- The record has CPU data which enables you to calculate CPU Per Commit.
- You also get Elapsed Time Per Commit.
It would be wonderful if SMF 101 had the ending Service Class Period but it doesn’t. But at least you can do statistical analysis, particularly to see if the work is homogenous or not.
Similar statistical analysis can help you set realistic Response Time goals.
Here are a couple of graphs I made by teaching my code how to bucket response times and Class 1 TCB times, restricting the analysis to JDBC work coming into a single DB2 subsystem: 
Here’s the response time distribution graph:
If this were a single-period Service Class one might suggest a goal of 95% in 0.5s – though if that were the case it’d be an unusually high value (0.5s).
You can also see attainment wasn’t that variable through this (75 minute) period.
And here’s the Class 1 TCB time distribution graph:

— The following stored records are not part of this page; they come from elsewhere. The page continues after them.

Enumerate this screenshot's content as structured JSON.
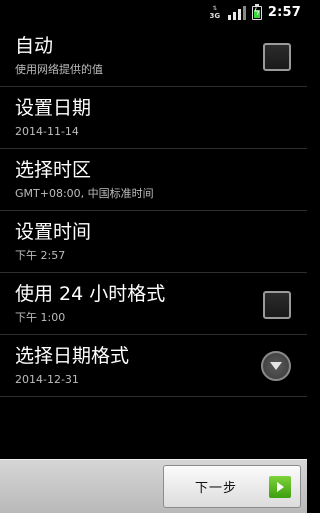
{
  "status_bar": {
    "network_arrows": "⇅",
    "network_type": "3G",
    "signal_bars": 3,
    "signal_max": 4,
    "battery_icon": "battery-charging-icon",
    "time": "2:57"
  },
  "settings": [
    {
      "title": "自动",
      "summary": "使用网络提供的值",
      "control": "checkbox",
      "checked": false
    },
    {
      "title": "设置日期",
      "summary": "2014-11-14"
    },
    {
      "title": "选择时区",
      "summary": "GMT+08:00, 中国标准时间"
    },
    {
      "title": "设置时间",
      "summary": "下午 2:57"
    },
    {
      "title": "使用 24 小时格式",
      "summary": "下午 1:00",
      "control": "checkbox",
      "checked": false
    },
    {
      "title": "选择日期格式",
      "summary": "2014-12-31",
      "control": "dropdown"
    }
  ],
  "bottom_bar": {
    "next_label": "下一步",
    "next_icon": "arrow-right-icon"
  },
  "colors": {
    "background": "#000000",
    "summary_text": "#bdbdbd",
    "accent_green": "#5bb81f"
  }
}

Notice how the bucket limits are lower than in the Response Time case. In my code I can fiddle with them separately.
Over 95% of the transactions complete using less than 15ms of CPU.
These two graphs aren’t wildly interesting in this case but they illustrate the sort of thing we’ll be able to see as analysts with the new code. I think it’s a nice advance.
It’s been hard work and I’ve rewritten much of the reporting code. But I’m a long way forwards now.
It’s interesting to note the approach and, largely, the code is extensible to any transaction-like access to DB2. For example CICS/DB2 transactions. “Transaction-like” because much of the analysis requires frequent cutting of 101s. Most batch doesn’t look much like this.
I’d also encourage customers who have significant DDF work and collect 101 records to consider doing similar things to those in this post. This is indeed a rich seam to mine.
And I think I just might have enough material here for a conference presentation. Certainly a little too much for a blog post. 🙂
As always, I expect to learn from early experiences with the code. And to tweak and extend the code – probably as a result of this.
So expect more posts on DDF.
By the way I count Commits and Aborts per record And can see where DDF rollup is occurring and whether the default 10 is in effect. ↩
But I think I have a workaround of sorts. ↩
Or at least doing Capacity Planning. ↩
Which are JDBC (Java) and (presumably) “Data Flow Engine”, whatever that is. ↩
It’s not quite that I won’t talk to you without it but pretty close. 🙂 ↩
I’m making the graphs add up to 100%. I could, of course, use absolute values. And that might be useful to figure out if we even have enough transaction endings to make Response Time goals useful. ↩